**Recorded information:**
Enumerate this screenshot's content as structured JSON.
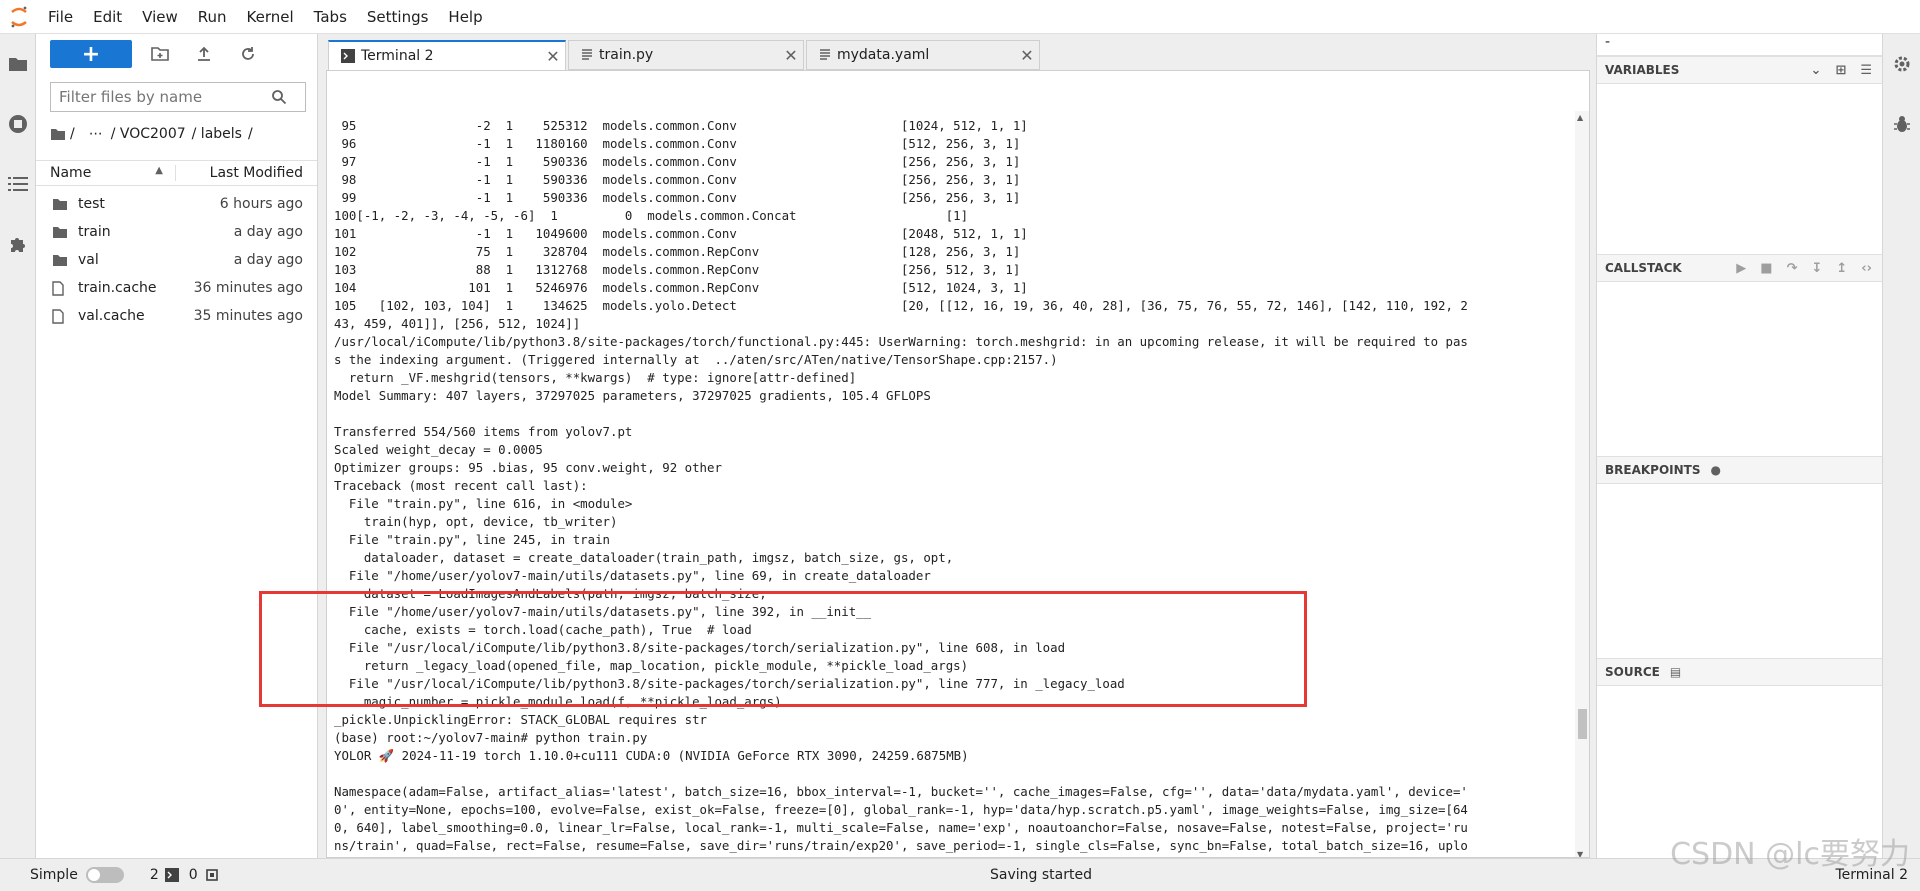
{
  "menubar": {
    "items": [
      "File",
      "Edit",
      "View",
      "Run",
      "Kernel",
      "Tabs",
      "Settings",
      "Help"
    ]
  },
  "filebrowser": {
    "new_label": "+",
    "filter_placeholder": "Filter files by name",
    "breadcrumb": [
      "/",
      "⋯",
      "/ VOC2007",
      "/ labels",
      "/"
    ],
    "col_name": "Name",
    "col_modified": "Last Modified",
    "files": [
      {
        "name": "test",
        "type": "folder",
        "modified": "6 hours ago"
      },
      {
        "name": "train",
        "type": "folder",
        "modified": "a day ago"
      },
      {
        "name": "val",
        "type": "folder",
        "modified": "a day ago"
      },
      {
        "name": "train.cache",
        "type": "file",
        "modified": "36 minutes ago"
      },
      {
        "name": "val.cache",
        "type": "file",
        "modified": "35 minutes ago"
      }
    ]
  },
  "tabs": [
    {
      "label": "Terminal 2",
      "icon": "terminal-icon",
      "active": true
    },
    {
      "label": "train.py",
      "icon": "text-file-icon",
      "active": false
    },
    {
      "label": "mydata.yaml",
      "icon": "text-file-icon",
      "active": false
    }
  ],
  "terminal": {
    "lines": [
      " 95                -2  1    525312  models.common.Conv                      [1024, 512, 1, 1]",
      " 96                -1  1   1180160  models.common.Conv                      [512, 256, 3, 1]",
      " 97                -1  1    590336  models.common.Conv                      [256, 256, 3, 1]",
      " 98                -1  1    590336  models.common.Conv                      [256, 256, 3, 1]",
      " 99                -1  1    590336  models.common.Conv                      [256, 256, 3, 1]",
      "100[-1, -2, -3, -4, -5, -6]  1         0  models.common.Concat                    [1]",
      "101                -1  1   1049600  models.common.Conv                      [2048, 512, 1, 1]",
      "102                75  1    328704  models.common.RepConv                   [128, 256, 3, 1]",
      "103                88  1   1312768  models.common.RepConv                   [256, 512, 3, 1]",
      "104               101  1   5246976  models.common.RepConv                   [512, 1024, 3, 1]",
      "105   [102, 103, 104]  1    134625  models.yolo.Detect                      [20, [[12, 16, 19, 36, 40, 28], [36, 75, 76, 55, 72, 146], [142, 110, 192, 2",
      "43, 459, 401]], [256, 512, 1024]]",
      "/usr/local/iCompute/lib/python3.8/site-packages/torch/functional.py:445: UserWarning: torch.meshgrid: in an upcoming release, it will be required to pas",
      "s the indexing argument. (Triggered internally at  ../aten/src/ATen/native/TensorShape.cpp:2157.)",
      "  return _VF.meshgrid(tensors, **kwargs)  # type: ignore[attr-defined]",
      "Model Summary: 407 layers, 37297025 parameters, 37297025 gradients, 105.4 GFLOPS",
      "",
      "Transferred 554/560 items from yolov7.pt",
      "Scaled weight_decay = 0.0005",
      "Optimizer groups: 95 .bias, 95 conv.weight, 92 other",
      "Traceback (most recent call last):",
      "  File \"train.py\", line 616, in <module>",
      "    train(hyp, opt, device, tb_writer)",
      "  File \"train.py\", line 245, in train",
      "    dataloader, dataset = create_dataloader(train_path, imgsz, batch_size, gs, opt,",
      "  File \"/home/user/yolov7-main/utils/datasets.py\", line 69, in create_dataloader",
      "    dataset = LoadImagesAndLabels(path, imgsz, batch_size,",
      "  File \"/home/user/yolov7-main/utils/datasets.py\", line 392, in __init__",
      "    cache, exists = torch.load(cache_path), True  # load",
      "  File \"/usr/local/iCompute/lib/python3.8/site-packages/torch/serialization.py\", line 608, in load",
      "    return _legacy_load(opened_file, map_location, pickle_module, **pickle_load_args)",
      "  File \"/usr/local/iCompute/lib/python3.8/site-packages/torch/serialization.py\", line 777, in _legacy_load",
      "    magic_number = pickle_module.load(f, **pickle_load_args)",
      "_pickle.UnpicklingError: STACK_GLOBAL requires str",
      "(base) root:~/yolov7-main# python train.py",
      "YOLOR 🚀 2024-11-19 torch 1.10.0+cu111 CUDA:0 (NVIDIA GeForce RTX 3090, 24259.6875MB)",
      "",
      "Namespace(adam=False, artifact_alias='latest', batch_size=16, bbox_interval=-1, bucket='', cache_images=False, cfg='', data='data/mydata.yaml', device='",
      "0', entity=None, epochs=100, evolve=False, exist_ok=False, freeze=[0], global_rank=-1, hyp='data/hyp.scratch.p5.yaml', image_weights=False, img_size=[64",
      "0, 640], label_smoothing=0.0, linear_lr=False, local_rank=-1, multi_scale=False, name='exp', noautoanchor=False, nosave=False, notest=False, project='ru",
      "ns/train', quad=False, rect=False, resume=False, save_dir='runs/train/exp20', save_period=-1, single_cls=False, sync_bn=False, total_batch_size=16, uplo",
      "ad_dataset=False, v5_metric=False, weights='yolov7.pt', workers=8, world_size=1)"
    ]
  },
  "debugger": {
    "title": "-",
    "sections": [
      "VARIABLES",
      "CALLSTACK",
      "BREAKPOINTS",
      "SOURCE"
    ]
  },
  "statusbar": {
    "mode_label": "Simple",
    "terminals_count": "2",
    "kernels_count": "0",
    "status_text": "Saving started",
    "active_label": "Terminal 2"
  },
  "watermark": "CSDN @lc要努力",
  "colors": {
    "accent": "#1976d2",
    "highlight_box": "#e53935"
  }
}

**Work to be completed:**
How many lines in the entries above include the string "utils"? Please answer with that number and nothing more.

**Problem solution:**
2